On May 2, 2014, the Departments of Labor (DOL) and Health and Human Services (HHS) issued guidance regarding how the Consolidated Omnibus Budget Reconciliation Act (COBRA) is affected by ACA’s Exchanges. The DOL and HHS issued updated model notices and FAQs, and announced an additional Exchange special enrollment period to help further clarify how ACA’s Exchanges affect COBRA.
The DOL issued an updated model general notice and model election notice for COBRA. The updated notices reflect when ACA’s Exchanges are open and describe special enrollment rights for Exchange coverage. While employers are not required to use the DOL’s model COBRA notices, use of the notices will be considered to be good faith compliance with COBRA’s notice content requirements.
HHS issued an FAQ clarifying when a COBRA qualified beneficiary may enroll in a qualified health plan (QHP) through an Exchange and receive a subsidy for that coverage. Individuals may enroll in Exchanges only during an annual open enrollment or a special enrollment period (SEP). When initially eligible for COBRA coverage, an individual would qualify for that SEP in the Exchange. After an individual has elected COBRA, he or she can switch to a plan through the Exchange only during an annual open enrollment period or after COBRA coverage is exhausted.
HHS was concerned that COBRA qualified beneficiaries may not have understood their Exchange enrollment rights, so they created an additional SEP which allowed COBRA beneficiaries to enroll in QHPs through the federally-facilitated Exchange (FFE) until July 1, 2014.
HIPAA Certificates of Coverage No Longer Necessary
The Affordable Care Act’s (ACA) elimination of pre-existing condition exclusions for plan years beginning on or after January 1, 2014, makes HIPAA Certificates of Creditable Coverage unnecessary. Group health plans are not required to provide HIPAA Certificates as of 2015 and beyond.

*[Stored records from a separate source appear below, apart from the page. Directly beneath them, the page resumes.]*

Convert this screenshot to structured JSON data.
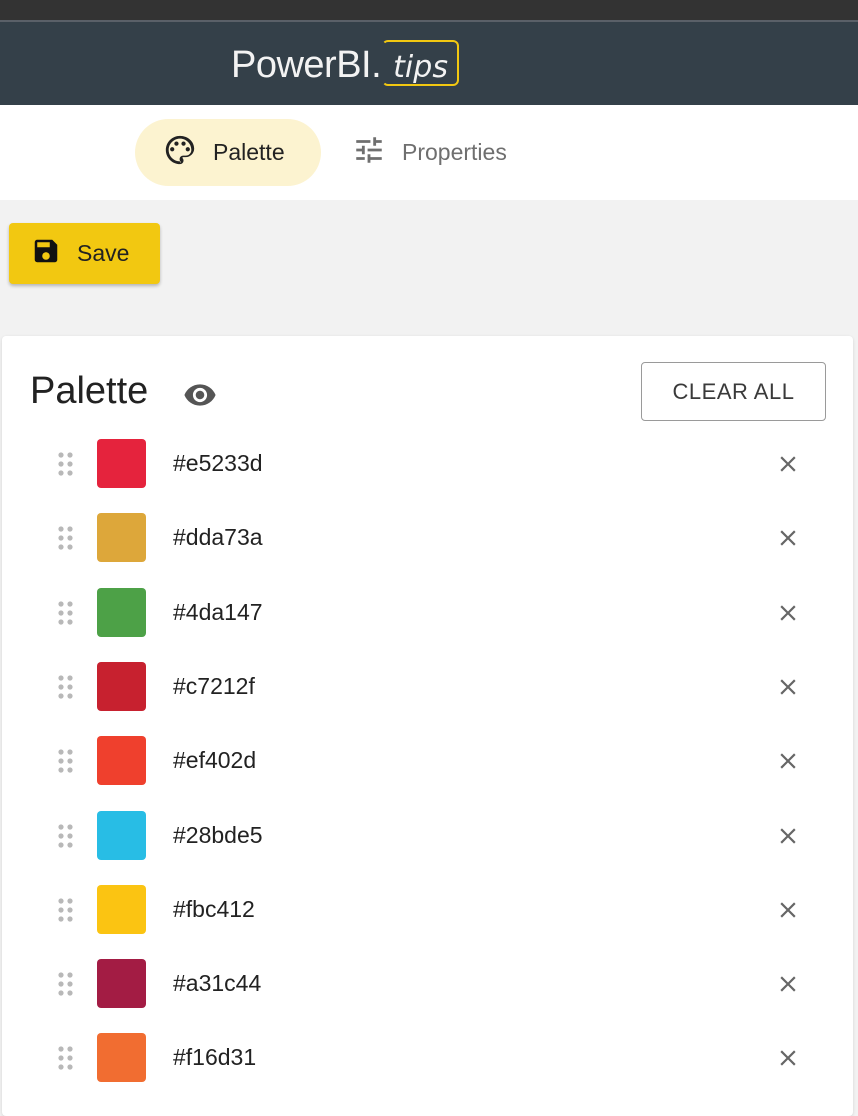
{
  "app": {
    "logo_main": "PowerBI.",
    "logo_tips": "tips",
    "accent_color": "#f2c811",
    "header_color": "#344049"
  },
  "nav": {
    "tabs": [
      {
        "label": "Palette",
        "icon": "palette-icon",
        "active": true
      },
      {
        "label": "Properties",
        "icon": "tune-icon",
        "active": false
      }
    ]
  },
  "toolbar": {
    "save_label": "Save",
    "save_icon": "floppy-disk-icon"
  },
  "palette": {
    "title": "Palette",
    "visibility_icon": "eye-icon",
    "clear_label": "CLEAR ALL",
    "colors": [
      {
        "hex": "#e5233d"
      },
      {
        "hex": "#dda73a"
      },
      {
        "hex": "#4da147"
      },
      {
        "hex": "#c7212f"
      },
      {
        "hex": "#ef402d"
      },
      {
        "hex": "#28bde5"
      },
      {
        "hex": "#fbc412"
      },
      {
        "hex": "#a31c44"
      },
      {
        "hex": "#f16d31"
      }
    ]
  }
}
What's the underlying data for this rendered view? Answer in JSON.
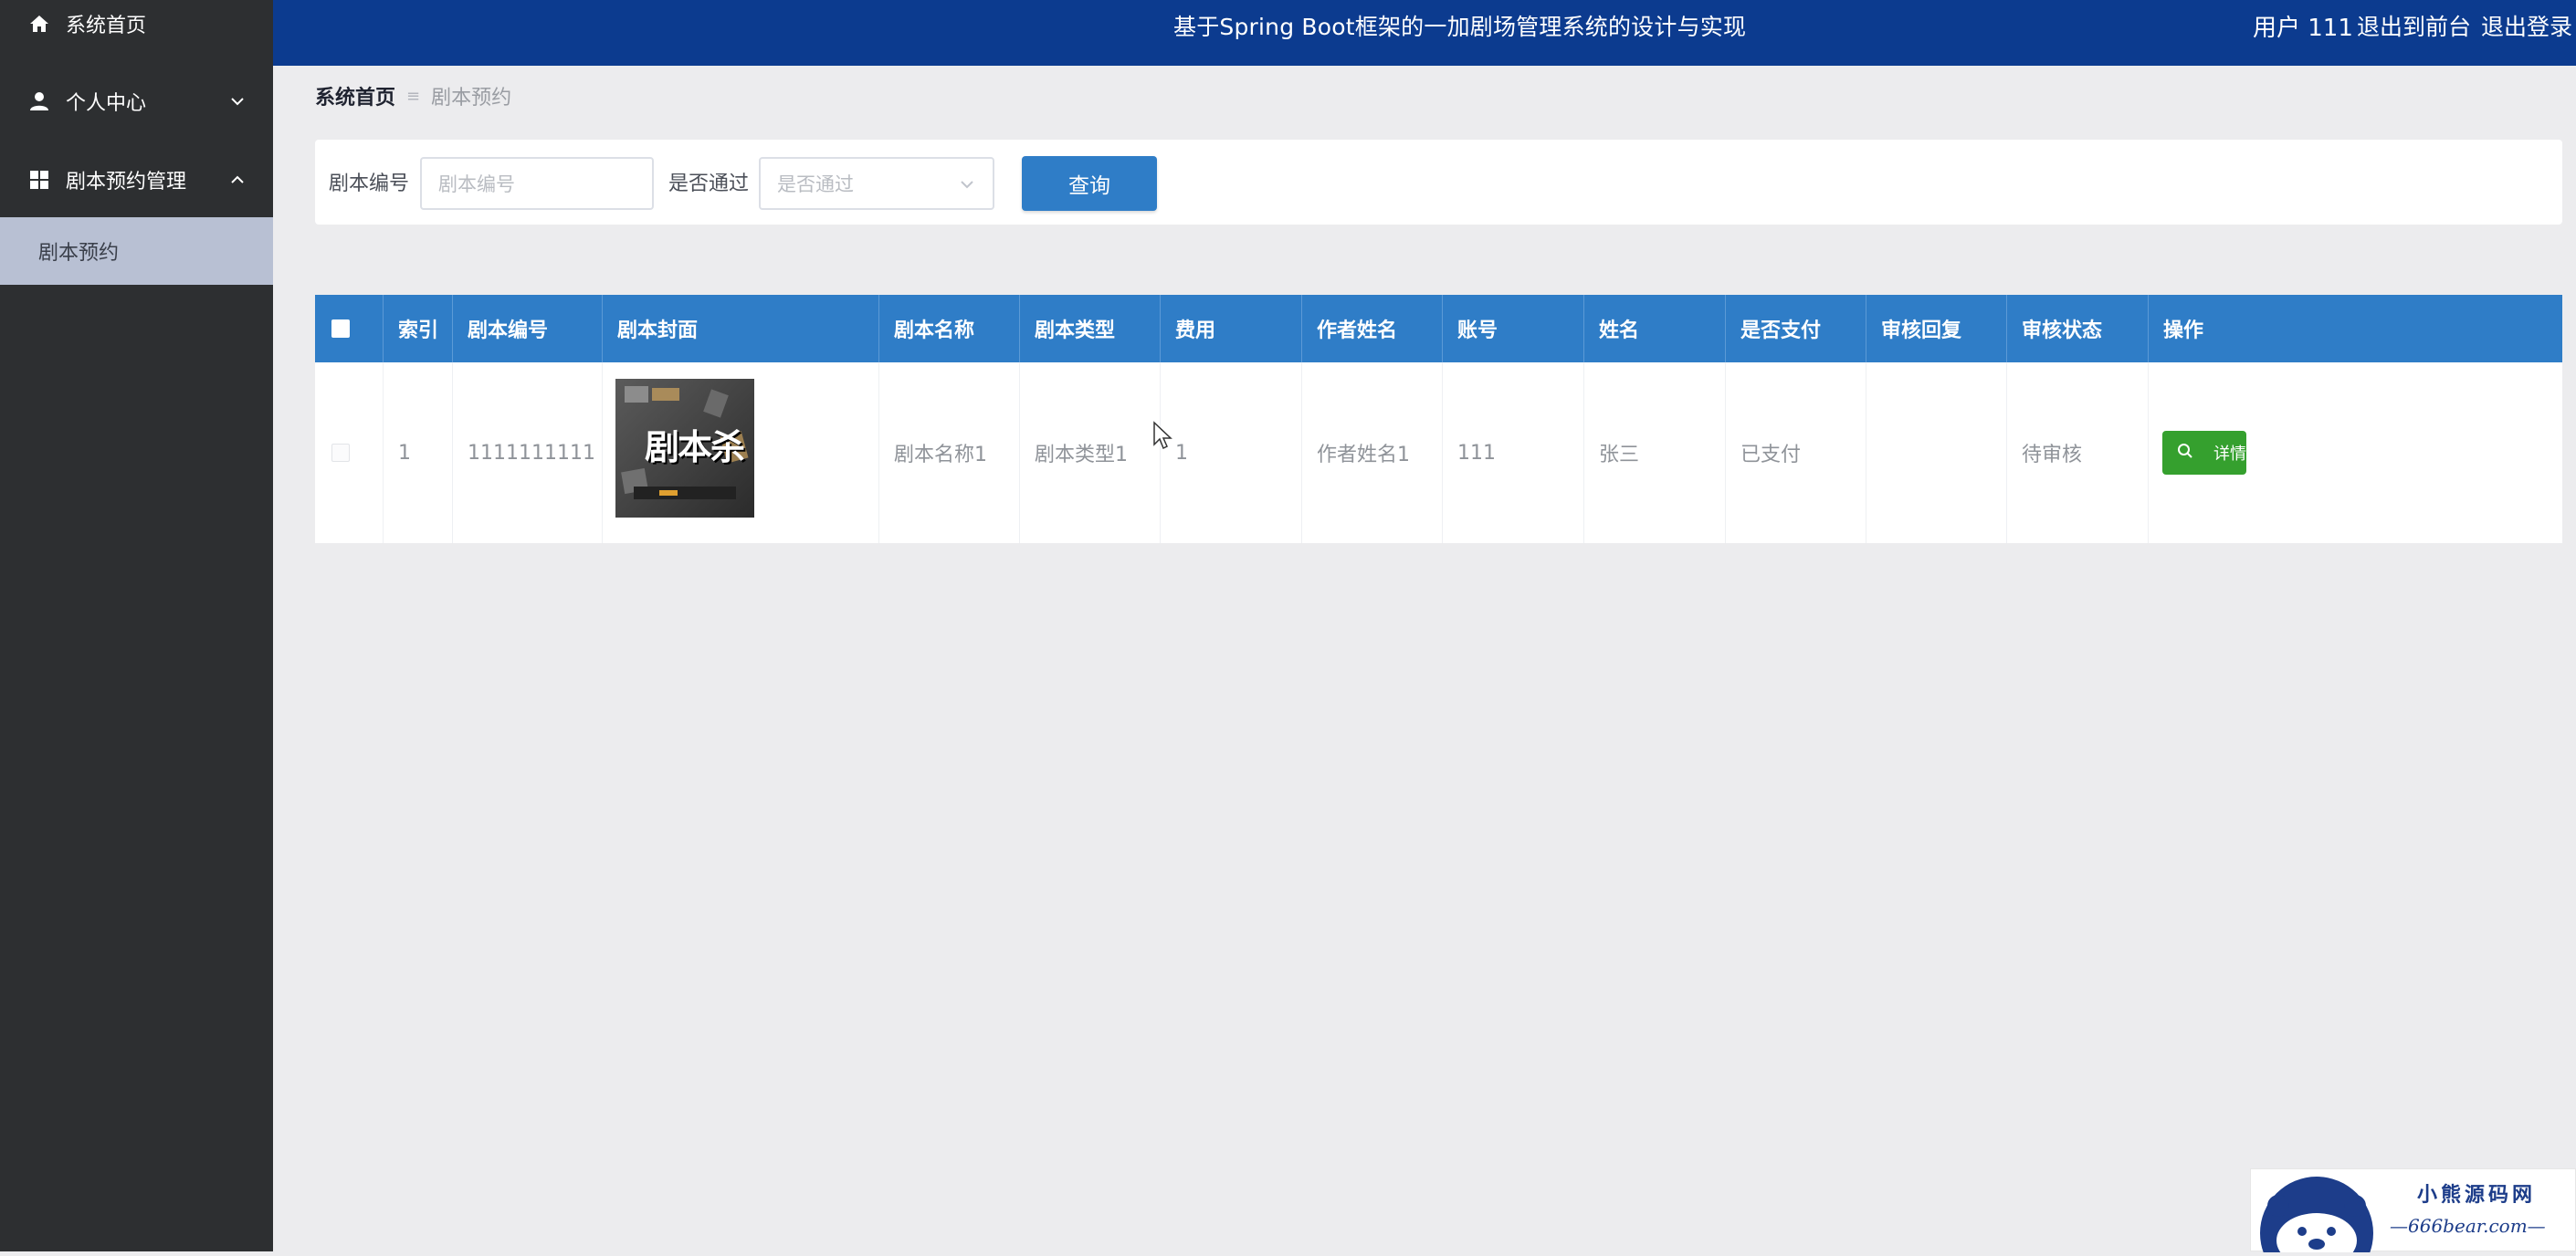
{
  "sidebar": {
    "items": [
      {
        "icon": "home-icon",
        "label": "系统首页"
      },
      {
        "icon": "user-icon",
        "label": "个人中心"
      },
      {
        "icon": "grid-icon",
        "label": "剧本预约管理"
      }
    ],
    "sub_items": [
      {
        "label": "剧本预约"
      }
    ]
  },
  "header": {
    "title": "基于Spring Boot框架的一加剧场管理系统的设计与实现",
    "user": "用户 111",
    "to_front": "退出到前台",
    "logout": "退出登录"
  },
  "breadcrumb": {
    "home": "系统首页",
    "current": "剧本预约"
  },
  "search": {
    "script_no_label": "剧本编号",
    "script_no_placeholder": "剧本编号",
    "passed_label": "是否通过",
    "passed_placeholder": "是否通过",
    "query_button": "查询"
  },
  "table": {
    "headers": [
      "索引",
      "剧本编号",
      "剧本封面",
      "剧本名称",
      "剧本类型",
      "费用",
      "作者姓名",
      "账号",
      "姓名",
      "是否支付",
      "审核回复",
      "审核状态",
      "操作"
    ],
    "rows": [
      {
        "index": "1",
        "script_no": "1111111111",
        "cover_text": "剧本杀",
        "name": "剧本名称1",
        "type": "剧本类型1",
        "fee": "1",
        "author": "作者姓名1",
        "account": "111",
        "real_name": "张三",
        "paid": "已支付",
        "review_reply": "",
        "review_status": "待审核",
        "action": "详情"
      }
    ]
  },
  "watermark": {
    "cn": "小熊源码网",
    "en": "—666bear.com—"
  },
  "colors": {
    "header": "#0c3b8f",
    "sidebar": "#2d2f31",
    "table_header": "#2f7dc7",
    "detail_button": "#35a02e"
  }
}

Under the Health Insurance Portability and Accountability Act of 1996 (HIPAA), plans and issuers had to provide HIPAA Certificates to individuals when they lost coverage under the plan or upon request for 24 months after coverage was terminated. The HIPAA Certificate established prior creditable coverage to reduce/eliminate pre-existing condition exclusions.